### EXERCISE BRIEF
Go through the records below and copy out every line that contains the word "stránce".

(Excerpts from an interface dataset)

= Beginning of Section =

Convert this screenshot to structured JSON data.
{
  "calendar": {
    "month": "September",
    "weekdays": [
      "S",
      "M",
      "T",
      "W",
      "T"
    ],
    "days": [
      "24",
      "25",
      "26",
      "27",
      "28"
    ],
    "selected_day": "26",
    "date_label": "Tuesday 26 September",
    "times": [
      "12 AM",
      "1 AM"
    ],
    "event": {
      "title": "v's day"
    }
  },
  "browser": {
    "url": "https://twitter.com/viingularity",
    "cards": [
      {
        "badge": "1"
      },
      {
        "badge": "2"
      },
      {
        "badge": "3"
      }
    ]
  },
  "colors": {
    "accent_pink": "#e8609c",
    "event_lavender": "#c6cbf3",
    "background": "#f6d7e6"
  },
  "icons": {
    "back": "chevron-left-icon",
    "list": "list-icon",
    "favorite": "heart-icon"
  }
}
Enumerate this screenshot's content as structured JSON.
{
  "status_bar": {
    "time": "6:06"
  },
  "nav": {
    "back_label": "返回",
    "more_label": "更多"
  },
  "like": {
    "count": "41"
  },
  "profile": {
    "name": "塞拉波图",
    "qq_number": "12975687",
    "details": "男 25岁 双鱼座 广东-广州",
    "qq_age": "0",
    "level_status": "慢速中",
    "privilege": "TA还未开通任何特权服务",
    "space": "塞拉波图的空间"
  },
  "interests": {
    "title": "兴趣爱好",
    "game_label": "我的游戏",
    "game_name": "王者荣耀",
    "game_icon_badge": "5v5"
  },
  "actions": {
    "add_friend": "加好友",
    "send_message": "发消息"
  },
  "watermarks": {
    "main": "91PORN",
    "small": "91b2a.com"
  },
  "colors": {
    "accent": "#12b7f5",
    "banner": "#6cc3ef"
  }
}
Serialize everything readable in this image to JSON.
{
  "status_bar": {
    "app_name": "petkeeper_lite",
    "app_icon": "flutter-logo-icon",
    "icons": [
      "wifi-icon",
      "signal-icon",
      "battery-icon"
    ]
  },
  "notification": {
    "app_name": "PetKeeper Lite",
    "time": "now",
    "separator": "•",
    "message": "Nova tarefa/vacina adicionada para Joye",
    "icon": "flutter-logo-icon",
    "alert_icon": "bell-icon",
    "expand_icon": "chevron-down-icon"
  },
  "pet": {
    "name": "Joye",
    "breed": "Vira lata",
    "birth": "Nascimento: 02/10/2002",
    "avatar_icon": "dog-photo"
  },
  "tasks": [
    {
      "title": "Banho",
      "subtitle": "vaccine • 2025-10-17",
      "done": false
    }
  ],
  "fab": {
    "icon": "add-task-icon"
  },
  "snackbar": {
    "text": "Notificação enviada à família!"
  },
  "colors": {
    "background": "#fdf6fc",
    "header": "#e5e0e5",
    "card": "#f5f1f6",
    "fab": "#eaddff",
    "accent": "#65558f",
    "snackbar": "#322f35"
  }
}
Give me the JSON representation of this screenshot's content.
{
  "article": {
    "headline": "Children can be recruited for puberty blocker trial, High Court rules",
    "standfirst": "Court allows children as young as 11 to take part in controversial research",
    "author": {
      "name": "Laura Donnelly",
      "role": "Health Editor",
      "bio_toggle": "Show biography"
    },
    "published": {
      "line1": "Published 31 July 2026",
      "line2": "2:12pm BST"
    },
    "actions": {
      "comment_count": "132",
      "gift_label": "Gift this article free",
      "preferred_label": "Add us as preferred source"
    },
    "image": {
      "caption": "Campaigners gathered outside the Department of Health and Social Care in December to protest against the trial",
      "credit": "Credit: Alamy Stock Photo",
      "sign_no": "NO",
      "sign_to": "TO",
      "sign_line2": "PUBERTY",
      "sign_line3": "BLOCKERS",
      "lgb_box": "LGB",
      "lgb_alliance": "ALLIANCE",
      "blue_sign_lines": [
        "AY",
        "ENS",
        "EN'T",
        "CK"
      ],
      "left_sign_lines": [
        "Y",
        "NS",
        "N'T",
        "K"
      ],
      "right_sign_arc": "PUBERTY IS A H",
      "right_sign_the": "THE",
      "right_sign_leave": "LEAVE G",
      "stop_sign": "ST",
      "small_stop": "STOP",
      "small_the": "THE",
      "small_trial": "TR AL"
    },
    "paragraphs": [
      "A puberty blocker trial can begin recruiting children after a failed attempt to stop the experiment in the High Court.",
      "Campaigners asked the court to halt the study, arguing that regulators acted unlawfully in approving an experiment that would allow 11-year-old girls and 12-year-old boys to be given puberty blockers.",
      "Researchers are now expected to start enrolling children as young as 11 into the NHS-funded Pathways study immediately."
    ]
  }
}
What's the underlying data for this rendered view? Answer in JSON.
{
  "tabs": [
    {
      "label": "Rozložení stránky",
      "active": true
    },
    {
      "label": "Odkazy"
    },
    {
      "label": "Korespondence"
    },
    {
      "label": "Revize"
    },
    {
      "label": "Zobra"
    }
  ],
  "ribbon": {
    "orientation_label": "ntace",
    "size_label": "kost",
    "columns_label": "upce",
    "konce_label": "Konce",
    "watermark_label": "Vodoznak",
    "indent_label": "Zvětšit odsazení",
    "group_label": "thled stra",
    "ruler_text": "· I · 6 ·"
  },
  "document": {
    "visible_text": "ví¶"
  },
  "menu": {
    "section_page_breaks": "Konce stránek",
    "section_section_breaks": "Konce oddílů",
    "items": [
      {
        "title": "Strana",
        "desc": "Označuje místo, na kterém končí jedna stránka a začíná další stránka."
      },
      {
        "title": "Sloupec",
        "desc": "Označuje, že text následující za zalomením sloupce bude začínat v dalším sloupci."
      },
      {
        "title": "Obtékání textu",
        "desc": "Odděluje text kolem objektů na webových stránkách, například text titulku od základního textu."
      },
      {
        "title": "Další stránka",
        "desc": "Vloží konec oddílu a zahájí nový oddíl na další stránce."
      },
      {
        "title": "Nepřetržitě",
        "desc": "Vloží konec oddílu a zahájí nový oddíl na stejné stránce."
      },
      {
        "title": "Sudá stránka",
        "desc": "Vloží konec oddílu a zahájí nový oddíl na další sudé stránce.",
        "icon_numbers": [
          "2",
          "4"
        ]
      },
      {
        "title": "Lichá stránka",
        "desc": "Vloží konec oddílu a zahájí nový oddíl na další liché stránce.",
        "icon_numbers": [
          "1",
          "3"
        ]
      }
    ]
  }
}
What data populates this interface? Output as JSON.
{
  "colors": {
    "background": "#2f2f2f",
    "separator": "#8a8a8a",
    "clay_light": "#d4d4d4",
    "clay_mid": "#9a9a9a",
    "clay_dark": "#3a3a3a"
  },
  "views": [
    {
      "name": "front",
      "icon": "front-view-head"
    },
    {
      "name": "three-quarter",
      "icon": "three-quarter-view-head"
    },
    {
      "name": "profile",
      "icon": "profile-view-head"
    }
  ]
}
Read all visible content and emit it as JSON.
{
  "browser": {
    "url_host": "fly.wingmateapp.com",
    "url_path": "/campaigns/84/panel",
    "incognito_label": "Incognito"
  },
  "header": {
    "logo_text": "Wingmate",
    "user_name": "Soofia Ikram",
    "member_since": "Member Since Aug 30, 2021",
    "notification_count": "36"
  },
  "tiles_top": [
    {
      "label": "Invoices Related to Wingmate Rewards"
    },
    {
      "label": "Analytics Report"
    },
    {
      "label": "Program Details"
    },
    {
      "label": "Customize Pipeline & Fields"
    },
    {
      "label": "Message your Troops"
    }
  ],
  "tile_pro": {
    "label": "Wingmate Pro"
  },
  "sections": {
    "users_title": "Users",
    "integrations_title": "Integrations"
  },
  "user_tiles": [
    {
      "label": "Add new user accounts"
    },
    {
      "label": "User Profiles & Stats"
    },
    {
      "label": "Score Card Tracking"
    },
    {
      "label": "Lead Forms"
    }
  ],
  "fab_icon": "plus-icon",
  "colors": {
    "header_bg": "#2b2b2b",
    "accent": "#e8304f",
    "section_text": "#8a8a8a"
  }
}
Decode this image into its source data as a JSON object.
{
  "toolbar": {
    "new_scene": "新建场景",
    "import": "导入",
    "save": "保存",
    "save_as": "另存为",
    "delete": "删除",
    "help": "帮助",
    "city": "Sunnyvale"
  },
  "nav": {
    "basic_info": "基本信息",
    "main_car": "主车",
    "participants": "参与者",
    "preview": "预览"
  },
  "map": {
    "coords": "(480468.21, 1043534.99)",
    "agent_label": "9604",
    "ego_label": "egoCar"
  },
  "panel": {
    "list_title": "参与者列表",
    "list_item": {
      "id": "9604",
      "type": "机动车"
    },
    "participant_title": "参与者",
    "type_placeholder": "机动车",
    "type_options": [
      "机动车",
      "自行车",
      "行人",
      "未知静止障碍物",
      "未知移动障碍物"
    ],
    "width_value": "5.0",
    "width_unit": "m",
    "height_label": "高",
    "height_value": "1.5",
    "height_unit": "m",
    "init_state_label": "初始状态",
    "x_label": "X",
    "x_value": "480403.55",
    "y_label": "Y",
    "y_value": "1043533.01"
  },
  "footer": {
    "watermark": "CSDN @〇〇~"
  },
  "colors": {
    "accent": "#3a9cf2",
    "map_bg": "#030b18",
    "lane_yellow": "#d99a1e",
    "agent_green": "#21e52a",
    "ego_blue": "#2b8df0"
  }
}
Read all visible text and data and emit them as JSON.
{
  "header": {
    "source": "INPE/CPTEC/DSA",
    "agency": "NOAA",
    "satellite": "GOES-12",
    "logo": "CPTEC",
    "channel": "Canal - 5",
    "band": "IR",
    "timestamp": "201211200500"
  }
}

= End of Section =

### TASK OUTPUT
        "desc": "Vloží konec oddílu a zahájí nový oddíl na další stránce."
        "desc": "Vloží konec oddílu a zahájí nový oddíl na stejné stránce."
        "desc": "Vloží konec oddílu a zahájí nový oddíl na další sudé stránce.",
        "desc": "Vloží konec oddílu a zahájí nový oddíl na další liché stránce.",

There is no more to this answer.